|Use gloves||Some types of wood glue may contain chemicals that can irritate skin. Wear gloves to protect your hands.|
By following these tips and the manufacturer’s instructions, you can ensure that your wood glue application is successful and your project turns out as planned.
After reading this article, you should be equipped with the knowledge and techniques necessary for successfully spreading wood glue. Remember that the way you spread glue can have a significant impact on the strength and durability of your final product.
Start by choosing the right type of glue for your project. Consider the properties of each type of glue and select the one that is best suited for the job.
Preparation is key to successful glue spreading.
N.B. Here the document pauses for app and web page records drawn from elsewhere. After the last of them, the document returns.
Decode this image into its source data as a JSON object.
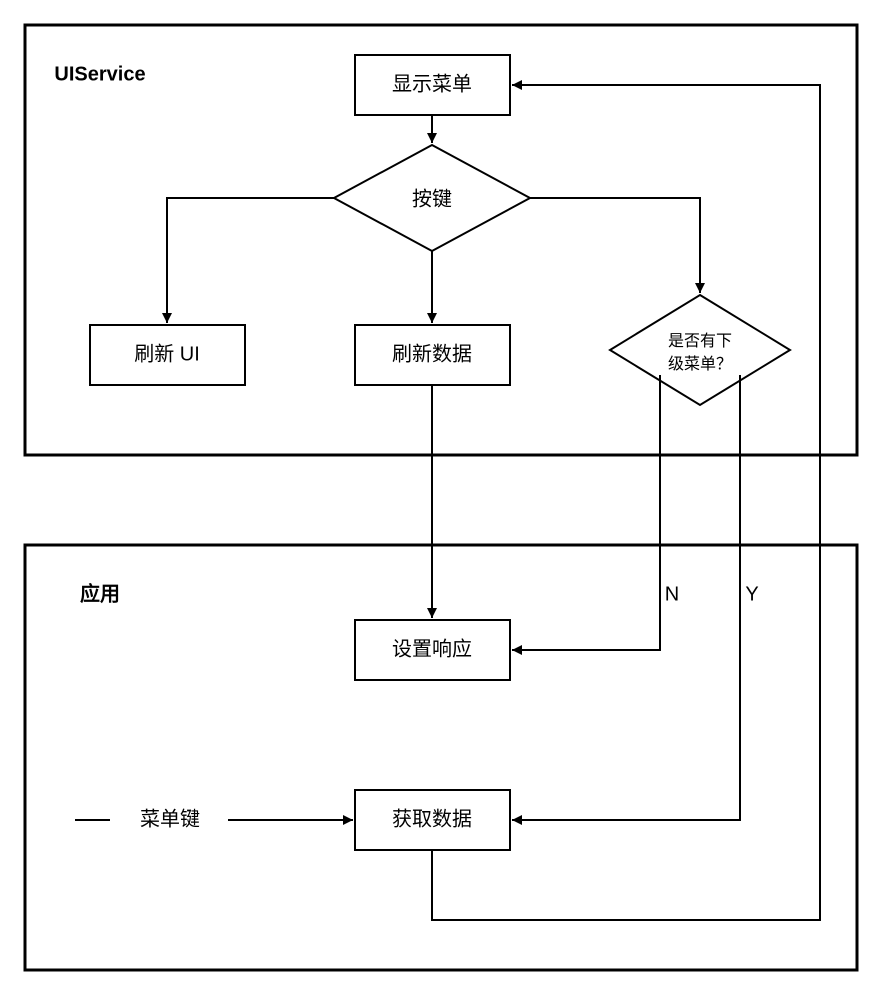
{
  "containers": {
    "uiservice_title": "UIService",
    "application_title": "应用"
  },
  "nodes": {
    "display_menu": "显示菜单",
    "keypress": "按键",
    "refresh_ui": "刷新 UI",
    "refresh_data": "刷新数据",
    "has_submenu_line1": "是否有下",
    "has_submenu_line2": "级菜单？",
    "set_response": "设置响应",
    "get_data": "获取数据",
    "menu_key": "菜单键"
  },
  "edges": {
    "no": "N",
    "yes": "Y"
  }
}
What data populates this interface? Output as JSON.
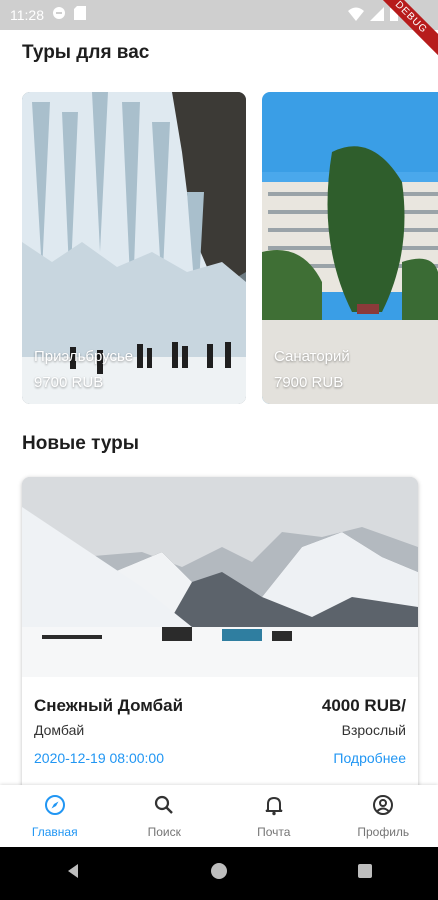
{
  "status_bar": {
    "time": "11:28",
    "debug_label": "DEBUG"
  },
  "sections": {
    "for_you_title": "Туры для вас",
    "new_tours_title": "Новые туры"
  },
  "featured_tours": [
    {
      "name": "Приэльбрусье",
      "price": "9700 RUB"
    },
    {
      "name": "Санаторий",
      "price": "7900 RUB"
    }
  ],
  "new_tour": {
    "name": "Снежный Домбай",
    "price": "4000 RUB/",
    "place": "Домбай",
    "per": "Взрослый",
    "date": "2020-12-19 08:00:00",
    "more_label": "Подробнее"
  },
  "bottom_nav": [
    {
      "label": "Главная",
      "icon": "compass-icon",
      "active": true
    },
    {
      "label": "Поиск",
      "icon": "search-icon",
      "active": false
    },
    {
      "label": "Почта",
      "icon": "bell-icon",
      "active": false
    },
    {
      "label": "Профиль",
      "icon": "account-icon",
      "active": false
    }
  ],
  "colors": {
    "accent": "#2196f3",
    "text": "#1e1e1e",
    "status_bar": "#cfcfcf",
    "debug": "#b71c1c"
  }
}
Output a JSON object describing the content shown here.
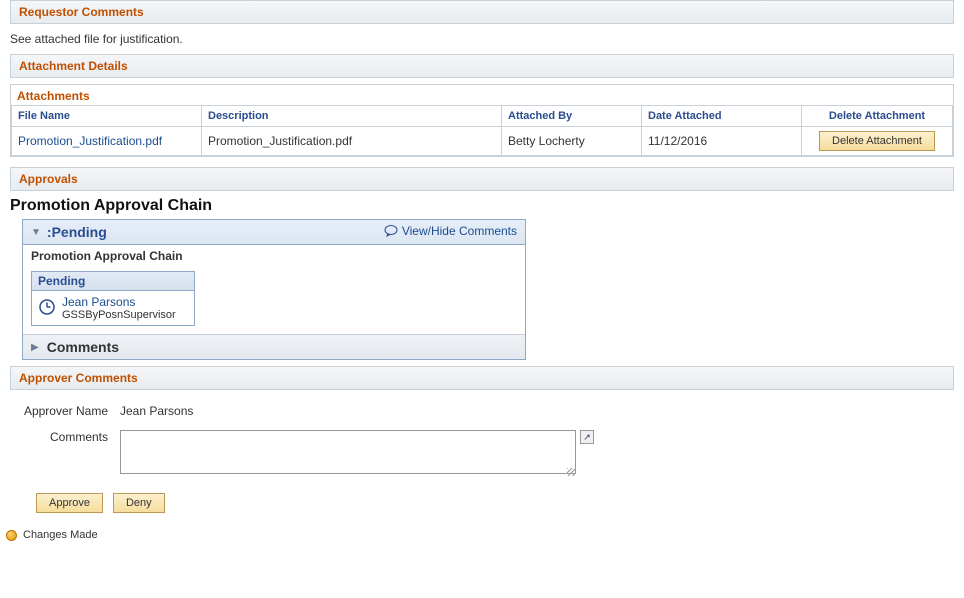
{
  "requestor_comments": {
    "header": "Requestor Comments",
    "text": "See attached file for justification."
  },
  "attachment_details": {
    "header": "Attachment Details",
    "table_label": "Attachments",
    "columns": {
      "file_name": "File Name",
      "description": "Description",
      "attached_by": "Attached By",
      "date_attached": "Date Attached",
      "delete": "Delete Attachment"
    },
    "rows": [
      {
        "file_name": "Promotion_Justification.pdf",
        "description": "Promotion_Justification.pdf",
        "attached_by": "Betty Locherty",
        "date_attached": "11/12/2016",
        "delete_label": "Delete Attachment"
      }
    ]
  },
  "approvals": {
    "header": "Approvals",
    "chain_title": "Promotion Approval Chain",
    "status_label": ":Pending",
    "view_hide_label": "View/Hide Comments",
    "sub_label": "Promotion Approval Chain",
    "pending_card": {
      "header": "Pending",
      "name": "Jean Parsons",
      "role": "GSSByPosnSupervisor"
    },
    "comments_label": "Comments"
  },
  "approver_comments": {
    "header": "Approver Comments",
    "approver_name_label": "Approver Name",
    "approver_name_value": "Jean Parsons",
    "comments_label": "Comments",
    "approve_label": "Approve",
    "deny_label": "Deny"
  },
  "changes_made": {
    "label": "Changes Made"
  }
}
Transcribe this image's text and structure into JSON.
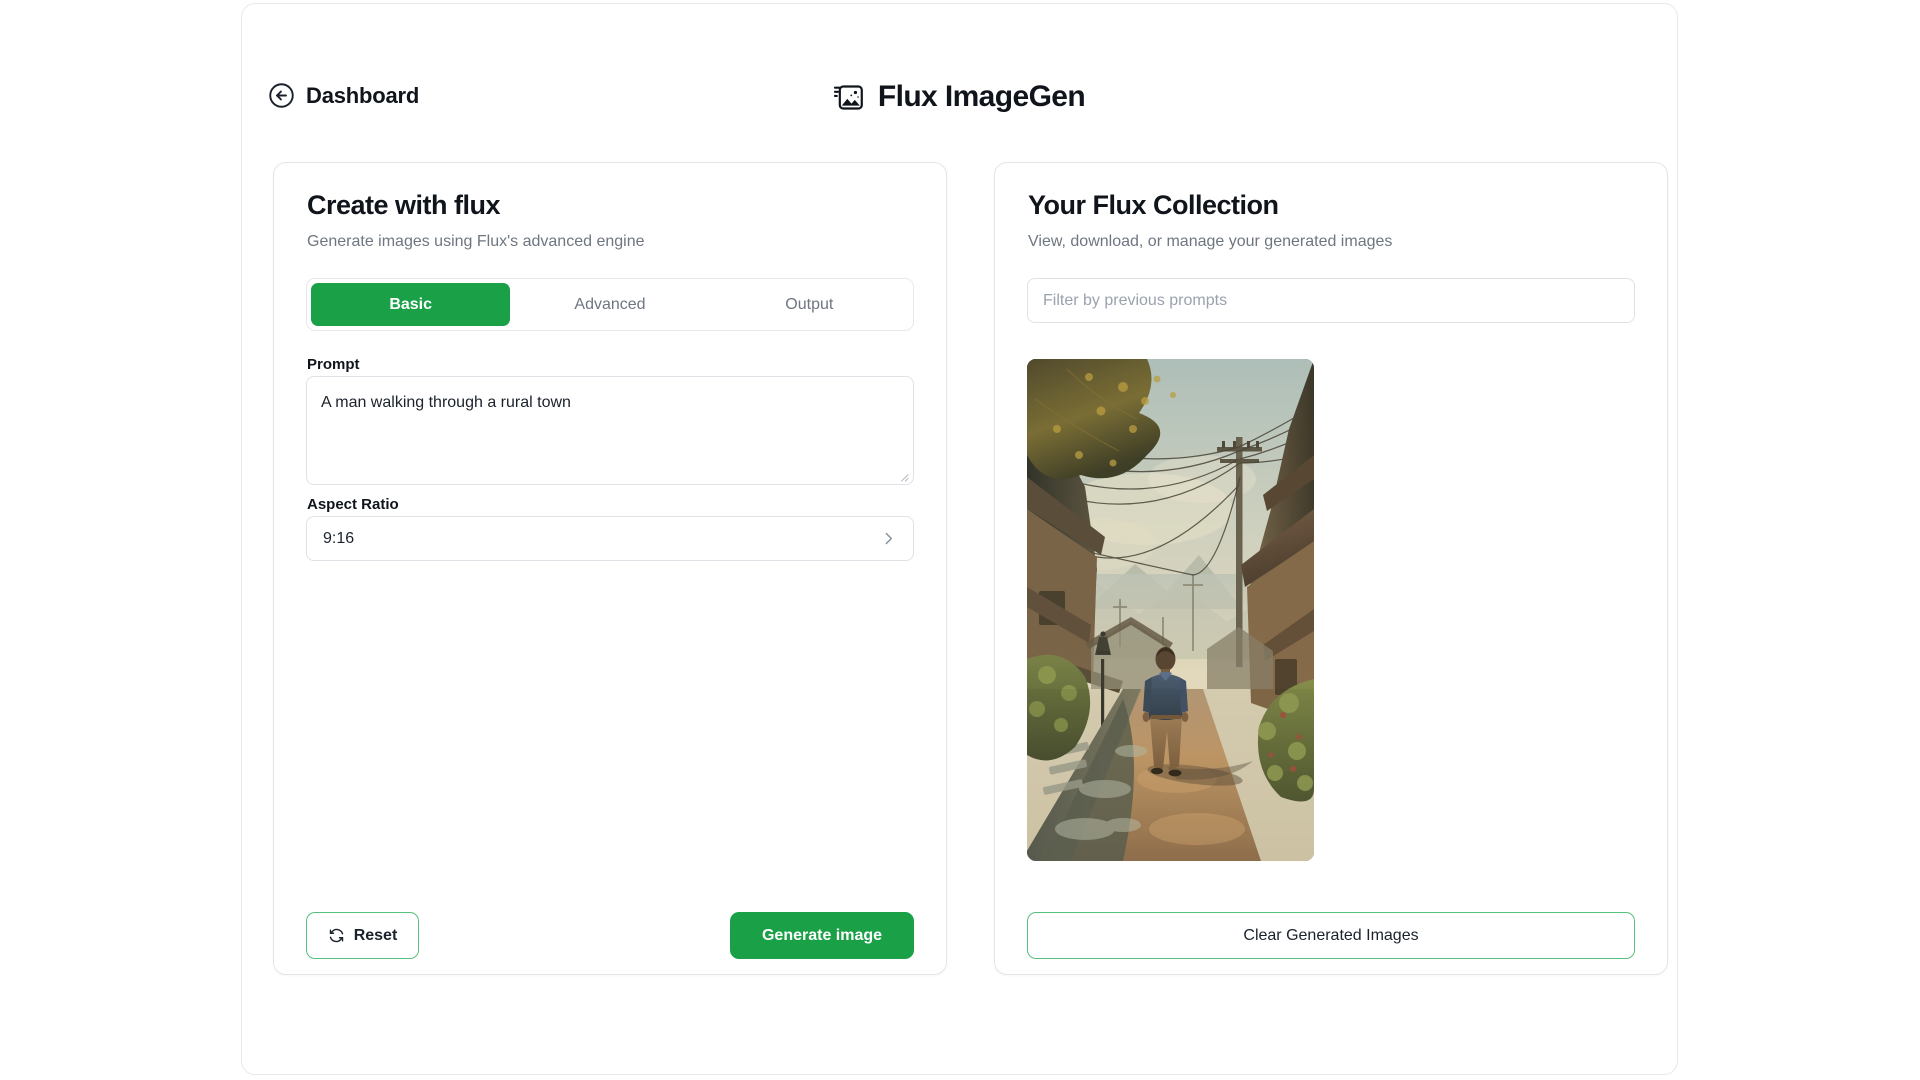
{
  "header": {
    "back_label": "Dashboard",
    "back_icon": "arrow-left-circle-icon",
    "app_title": "Flux ImageGen",
    "app_icon": "image-sparkle-icon"
  },
  "left_panel": {
    "title": "Create with flux",
    "subtitle": "Generate images using Flux's advanced engine",
    "tabs": [
      {
        "label": "Basic",
        "active": true
      },
      {
        "label": "Advanced",
        "active": false
      },
      {
        "label": "Output",
        "active": false
      }
    ],
    "prompt": {
      "label": "Prompt",
      "value": "A man walking through a rural town",
      "placeholder": "A man walking through a rural town"
    },
    "aspect_ratio": {
      "label": "Aspect Ratio",
      "value": "9:16",
      "chevron_icon": "chevron-right-icon"
    },
    "reset_button": {
      "label": "Reset",
      "icon": "refresh-icon"
    },
    "generate_button": {
      "label": "Generate image"
    }
  },
  "right_panel": {
    "title": "Your Flux Collection",
    "subtitle": "View, download, or manage your generated images",
    "filter": {
      "value": "",
      "placeholder": "Filter by previous prompts"
    },
    "thumbnail": {
      "alt": "A man walking through a rural town",
      "aspect_ratio": "9:16"
    },
    "clear_button": {
      "label": "Clear Generated Images"
    }
  },
  "colors": {
    "accent_green": "#1aa148",
    "accent_green_border": "#57c07d",
    "text_primary": "#10151c",
    "text_muted": "#6e7681",
    "panel_border": "#e3e5e8"
  }
}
Make sure the surfaces are clean, the pieces are pre-fitted, and you have all the necessary tools on hand. Consider using masking tape to help control the flow of the glue and protect surrounding areas.
When it comes to techniques for spreading glue, you have several options. The method you choose will depend on personal preference and the specifics of your project. Be sure to apply thin, even coats of glue and avoid common mistakes such as applying too much glue or not removing excess glue.
For the best results, follow the tips outlined in this article. Work in a well-ventilated area, use the appropriate amount of glue, match the color of the glue to the wood, and let the glue fully dry before sanding or finishing. Always read and follow the product instructions carefully.
By following these tips and techniques, you can ensure that your woodworking projects are strong, durable, and beautiful. Happy woodworking!
Frequently Asked Questions
What is wood glue?
Wood glue is an adhesive used in carpentry and woodworking to bond pieces of wood together.
What are the benefits of spreading wood glue?
Spreading wood glue helps create a stronger bond, improves adhesion, seals joints for better finish, and prevents future damage.
What are the different types of wood glue?
The different types of wood glue include PVA glue, polyurethane glue, cyanoacrylate glue, epoxy glue, and hide glue.
How do I choose the right wood glue for my project?
You choose your wood glue for your project by considering the type of wood you are working with, the application method, and the drying time.
What is the best way to prepare before spreading wood glue?
Preparing before spreading wood glue involves cleaning the surface, pre-fitting the pieces, applying clamp padding, gathering necessary tools, and applying masking tape to control flow.
What technique can I use to spread wood glue?
Techniques for spreading wood glue include using a brush or roller, using a glue spreader, using a finger, and using a dowel.
What are some common mistakes to avoid while spreading wood glue?
Common mistakes to avoid while spreading wood glue include applying too much glue, not clamping properly, lacking patience, not removing excess glue, and missing cleaning glue residue.
How can I achieve the best results while spreading wood glue?
You can achieve the best results while spreading wood glue by working in a well-ventilated area, applying thin, even coats of glue, matching the color of the glue to the wood, letting the glue fully dry before sanding or finishing, and always reading and following product instructions.
How long should I let the wood glue dry?
The time it takes for wood glue to dry varies based on the type of glue and the drying conditions. However, it is best practice to let the glue dry for at least 24 hours before handling the glued pieces.
Can I use wood glue on surfaces other than wood?
Although wood glue is specifically designed for use on wood, there are instances where it can be used on other surfaces such as ceramics, plastic, and metal.